2. Error is also assigned on the following portion of the charge: "If a witness should be successfully impeached, that is to say, if it is proven to the satisfaction of the jury that such witness is not worthy of belief, in that event it would be the duty of the jury to disregard the testimony of such witness entirely unless it be corroborated by other credible and unimpeached evidence, direct or circumstantial." Substantially identical language was held proper in Holston v. Southern R. Co., 116 Ga. 656 (3) (43 SE 29), citing Smith v. State, 109 Ga. 479 (2) (35 SE 59). The latter case points out that the assignment of error was not full or fair because the charge of the court included, in addition to the language set out there similar to that excepted to here, other instructions to the effect that although testimony is introduced for the purpose of impeachment, the jury have the right to believe the witness's testimony if they find he spoke the truth. Here the court charged in the immediate connection: "Where an effort has been made to impeach a witness, it is for the jury to determine whether or not such effort has been successful . . . The credibility of witnesses is a matter exclusively for the jury. It is for you to determine the weight and credit that should be given to the testimony of each and all of the witnesses." To the same effect see Atlanta &c. R. Co. v. Hudson, 2 Ga. App. 352, 354 (58 SE 500); Haynes v. Phillips, 69 Ga. App. 524 (26 SE2d 186) and citations. None of these cases contains the vice inherent in Black & White Cab Co. v. Cowden, 64 Ga. App. 477 (13 SE2d 724) and Purvis v. Atlanta Northern R. Co., 136 Ga. 852 (2) (72 SE 343), which is that a court should not so charge on impeachment of witnesses as to leave the jury with the impression that mere proof of contradictory statements previously made is such an impeachment of the witness as to place the duty on them of disregarding his testimony, regardless of whether the contradictory statements were subject to some reasonable explanation, such as that they were an honest mistake. Where the court charges that the contradictory statements are such as pertain "to matters relevant to his testimony and to the case" the charge is not error for failing to state further that the testimony must be material. Kuttner v. Swanson, 59 Ga. App. 818 (2 SE2d 230). The charge on impeachment was without error.

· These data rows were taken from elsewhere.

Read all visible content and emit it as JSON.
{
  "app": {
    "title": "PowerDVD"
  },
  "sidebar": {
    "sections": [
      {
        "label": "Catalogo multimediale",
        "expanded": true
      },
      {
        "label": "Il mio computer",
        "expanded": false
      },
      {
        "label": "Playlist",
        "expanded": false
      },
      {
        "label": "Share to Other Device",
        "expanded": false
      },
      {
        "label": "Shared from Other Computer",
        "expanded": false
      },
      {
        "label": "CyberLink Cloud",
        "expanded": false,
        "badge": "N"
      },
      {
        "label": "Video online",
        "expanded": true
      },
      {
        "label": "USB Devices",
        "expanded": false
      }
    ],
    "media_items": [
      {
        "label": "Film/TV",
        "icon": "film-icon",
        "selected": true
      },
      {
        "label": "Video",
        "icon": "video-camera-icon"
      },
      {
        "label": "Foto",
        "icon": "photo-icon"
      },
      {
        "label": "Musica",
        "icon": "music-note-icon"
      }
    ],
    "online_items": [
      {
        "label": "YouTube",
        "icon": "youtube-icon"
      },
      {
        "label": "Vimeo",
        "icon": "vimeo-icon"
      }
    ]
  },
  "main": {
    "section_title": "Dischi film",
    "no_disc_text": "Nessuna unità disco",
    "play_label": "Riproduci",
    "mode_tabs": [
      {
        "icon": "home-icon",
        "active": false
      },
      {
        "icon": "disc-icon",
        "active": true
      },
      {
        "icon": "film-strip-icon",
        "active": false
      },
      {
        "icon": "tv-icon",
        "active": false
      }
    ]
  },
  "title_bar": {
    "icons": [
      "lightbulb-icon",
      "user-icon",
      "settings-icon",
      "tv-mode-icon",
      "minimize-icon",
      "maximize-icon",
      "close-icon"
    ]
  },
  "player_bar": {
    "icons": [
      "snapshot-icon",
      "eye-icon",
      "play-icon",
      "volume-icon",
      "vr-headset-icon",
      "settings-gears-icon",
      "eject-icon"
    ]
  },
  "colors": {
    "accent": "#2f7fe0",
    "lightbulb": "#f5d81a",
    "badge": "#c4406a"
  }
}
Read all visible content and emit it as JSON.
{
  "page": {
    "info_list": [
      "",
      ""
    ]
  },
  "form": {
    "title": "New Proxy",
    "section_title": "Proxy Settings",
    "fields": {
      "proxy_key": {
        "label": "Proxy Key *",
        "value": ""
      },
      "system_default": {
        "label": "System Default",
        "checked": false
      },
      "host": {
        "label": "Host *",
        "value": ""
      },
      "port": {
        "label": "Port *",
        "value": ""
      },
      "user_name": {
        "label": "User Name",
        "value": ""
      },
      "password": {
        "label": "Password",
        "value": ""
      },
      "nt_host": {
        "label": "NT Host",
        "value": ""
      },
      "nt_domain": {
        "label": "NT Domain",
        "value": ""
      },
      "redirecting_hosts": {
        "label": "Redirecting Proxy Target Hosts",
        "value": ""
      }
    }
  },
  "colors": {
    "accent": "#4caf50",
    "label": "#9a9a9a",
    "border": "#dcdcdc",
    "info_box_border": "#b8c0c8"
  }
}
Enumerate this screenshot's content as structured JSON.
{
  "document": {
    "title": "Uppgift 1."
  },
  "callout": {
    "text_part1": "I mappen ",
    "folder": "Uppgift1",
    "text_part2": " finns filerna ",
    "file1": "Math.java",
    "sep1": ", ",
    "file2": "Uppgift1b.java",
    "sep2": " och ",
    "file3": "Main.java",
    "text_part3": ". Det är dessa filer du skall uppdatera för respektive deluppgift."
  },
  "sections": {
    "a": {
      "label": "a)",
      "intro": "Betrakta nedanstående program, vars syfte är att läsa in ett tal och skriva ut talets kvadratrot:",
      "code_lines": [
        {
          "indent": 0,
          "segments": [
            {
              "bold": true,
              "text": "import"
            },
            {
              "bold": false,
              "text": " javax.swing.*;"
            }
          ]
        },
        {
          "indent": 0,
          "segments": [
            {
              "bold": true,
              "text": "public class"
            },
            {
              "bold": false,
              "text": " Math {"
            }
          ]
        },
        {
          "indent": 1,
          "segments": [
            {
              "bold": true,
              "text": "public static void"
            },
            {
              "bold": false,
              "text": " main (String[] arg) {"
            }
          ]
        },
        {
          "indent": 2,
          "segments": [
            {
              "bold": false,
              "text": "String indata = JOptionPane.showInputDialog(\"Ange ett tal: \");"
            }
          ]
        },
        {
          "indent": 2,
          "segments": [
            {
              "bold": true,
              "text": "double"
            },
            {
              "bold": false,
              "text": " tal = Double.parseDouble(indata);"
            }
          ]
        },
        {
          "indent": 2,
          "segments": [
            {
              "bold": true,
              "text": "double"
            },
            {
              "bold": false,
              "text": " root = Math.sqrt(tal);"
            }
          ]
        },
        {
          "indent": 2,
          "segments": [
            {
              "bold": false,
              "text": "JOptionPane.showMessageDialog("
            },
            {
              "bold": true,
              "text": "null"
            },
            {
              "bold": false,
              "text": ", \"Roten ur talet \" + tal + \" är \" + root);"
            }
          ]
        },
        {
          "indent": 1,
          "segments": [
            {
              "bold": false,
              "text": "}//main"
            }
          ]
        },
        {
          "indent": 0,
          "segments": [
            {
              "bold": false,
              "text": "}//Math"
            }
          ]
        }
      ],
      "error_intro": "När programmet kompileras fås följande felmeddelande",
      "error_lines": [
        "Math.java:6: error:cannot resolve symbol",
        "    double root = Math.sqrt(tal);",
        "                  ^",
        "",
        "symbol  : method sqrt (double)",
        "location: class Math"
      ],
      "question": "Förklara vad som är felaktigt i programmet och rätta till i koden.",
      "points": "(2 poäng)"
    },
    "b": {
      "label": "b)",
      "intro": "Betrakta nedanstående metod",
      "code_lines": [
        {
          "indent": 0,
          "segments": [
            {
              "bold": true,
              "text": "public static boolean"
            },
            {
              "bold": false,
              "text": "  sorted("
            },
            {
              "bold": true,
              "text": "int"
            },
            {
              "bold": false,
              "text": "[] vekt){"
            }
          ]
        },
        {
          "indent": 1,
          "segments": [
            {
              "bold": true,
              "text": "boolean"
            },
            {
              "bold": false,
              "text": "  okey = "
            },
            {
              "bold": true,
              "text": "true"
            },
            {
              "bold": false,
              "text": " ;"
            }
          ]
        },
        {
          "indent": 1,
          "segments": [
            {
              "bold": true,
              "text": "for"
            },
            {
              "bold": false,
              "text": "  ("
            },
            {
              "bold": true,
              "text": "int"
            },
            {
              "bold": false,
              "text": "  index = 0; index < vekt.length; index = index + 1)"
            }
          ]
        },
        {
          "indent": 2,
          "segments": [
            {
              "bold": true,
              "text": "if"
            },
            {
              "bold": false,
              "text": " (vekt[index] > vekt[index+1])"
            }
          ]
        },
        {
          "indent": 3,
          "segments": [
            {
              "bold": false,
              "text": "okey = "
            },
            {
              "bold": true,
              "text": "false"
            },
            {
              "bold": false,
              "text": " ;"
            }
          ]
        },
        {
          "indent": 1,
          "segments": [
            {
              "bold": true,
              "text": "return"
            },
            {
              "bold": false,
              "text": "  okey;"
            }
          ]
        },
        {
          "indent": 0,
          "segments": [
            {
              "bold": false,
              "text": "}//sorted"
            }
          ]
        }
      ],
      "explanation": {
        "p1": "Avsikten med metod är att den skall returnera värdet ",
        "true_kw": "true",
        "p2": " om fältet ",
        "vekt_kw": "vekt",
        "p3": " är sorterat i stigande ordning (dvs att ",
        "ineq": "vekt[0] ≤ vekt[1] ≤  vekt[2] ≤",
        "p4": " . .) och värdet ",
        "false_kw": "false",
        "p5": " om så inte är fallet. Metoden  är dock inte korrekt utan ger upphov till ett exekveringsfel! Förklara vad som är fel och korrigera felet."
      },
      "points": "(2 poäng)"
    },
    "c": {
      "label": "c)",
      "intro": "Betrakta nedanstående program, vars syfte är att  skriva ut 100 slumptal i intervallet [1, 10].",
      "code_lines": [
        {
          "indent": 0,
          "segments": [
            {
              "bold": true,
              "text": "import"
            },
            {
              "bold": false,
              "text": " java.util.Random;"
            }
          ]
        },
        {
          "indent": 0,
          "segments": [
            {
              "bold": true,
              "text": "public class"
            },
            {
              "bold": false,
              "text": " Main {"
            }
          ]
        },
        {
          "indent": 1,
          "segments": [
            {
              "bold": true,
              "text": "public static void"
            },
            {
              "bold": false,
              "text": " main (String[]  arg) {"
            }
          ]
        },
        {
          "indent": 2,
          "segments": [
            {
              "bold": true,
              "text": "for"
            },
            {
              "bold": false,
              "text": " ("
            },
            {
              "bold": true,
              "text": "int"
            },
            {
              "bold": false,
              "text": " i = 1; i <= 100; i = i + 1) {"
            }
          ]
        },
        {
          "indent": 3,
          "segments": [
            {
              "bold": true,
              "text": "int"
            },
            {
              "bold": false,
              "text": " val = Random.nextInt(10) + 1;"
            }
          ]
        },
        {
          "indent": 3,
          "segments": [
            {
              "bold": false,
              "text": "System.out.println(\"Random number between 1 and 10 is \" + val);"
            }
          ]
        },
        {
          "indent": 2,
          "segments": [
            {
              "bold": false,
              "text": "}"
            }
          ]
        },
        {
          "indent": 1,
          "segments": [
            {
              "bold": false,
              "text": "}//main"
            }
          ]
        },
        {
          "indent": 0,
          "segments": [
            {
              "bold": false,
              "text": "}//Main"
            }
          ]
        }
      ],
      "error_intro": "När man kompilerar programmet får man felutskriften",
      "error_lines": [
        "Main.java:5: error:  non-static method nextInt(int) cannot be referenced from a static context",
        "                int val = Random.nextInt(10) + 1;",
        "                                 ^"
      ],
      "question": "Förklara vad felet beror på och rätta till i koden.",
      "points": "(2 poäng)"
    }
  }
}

3. The third special ground assigns error on (a) the court charging the substance of a stipulation between opposing counsel which is not contended to have been inaccurate in any particular, and (b) on another portion of the charge as being "unsound and erroneous because such violations or conduct of the plaintiff were negligent and the approximate cause of the plaintiff." As to the plaintiff, who is the complainant, the assignment of error shows neither error nor injury.
4. The remaining special ground is abandoned. Concerning the general grounds of the motion for a new trial, the evidence showed without dispute that the plaintiff, traveling west, was approaching a through intersection on a motor scooter behind an automobile making a right turn, and that the defendant, traveling south on the intersecting street, stopped at the intersection and then made a left turn into it. The parties suffered a head-on collision within the intersection. The plaintiff was thrown to the pavement on the left side of the street, and the motor scooter was found approximately on the center line or slightly to its left. Whether the plaintiff was in fact on the left side of the street in the path of oncoming traffic at the moment of collision because he was attempting to pass a line of automobiles waiting for the first car to make its turn, or whether the defendant was negligent in cutting across the intersection into the path of the plaintiff who was traveling on a street which had the right of way, was a question for the jury under contradictory testimony, and the jury resolved the question in favor of the defendant.
The trial court did not err in overruling the motion for a new trial.
Judgment affirmed. Carlisle, P. J., and Eberhardt, J., concur.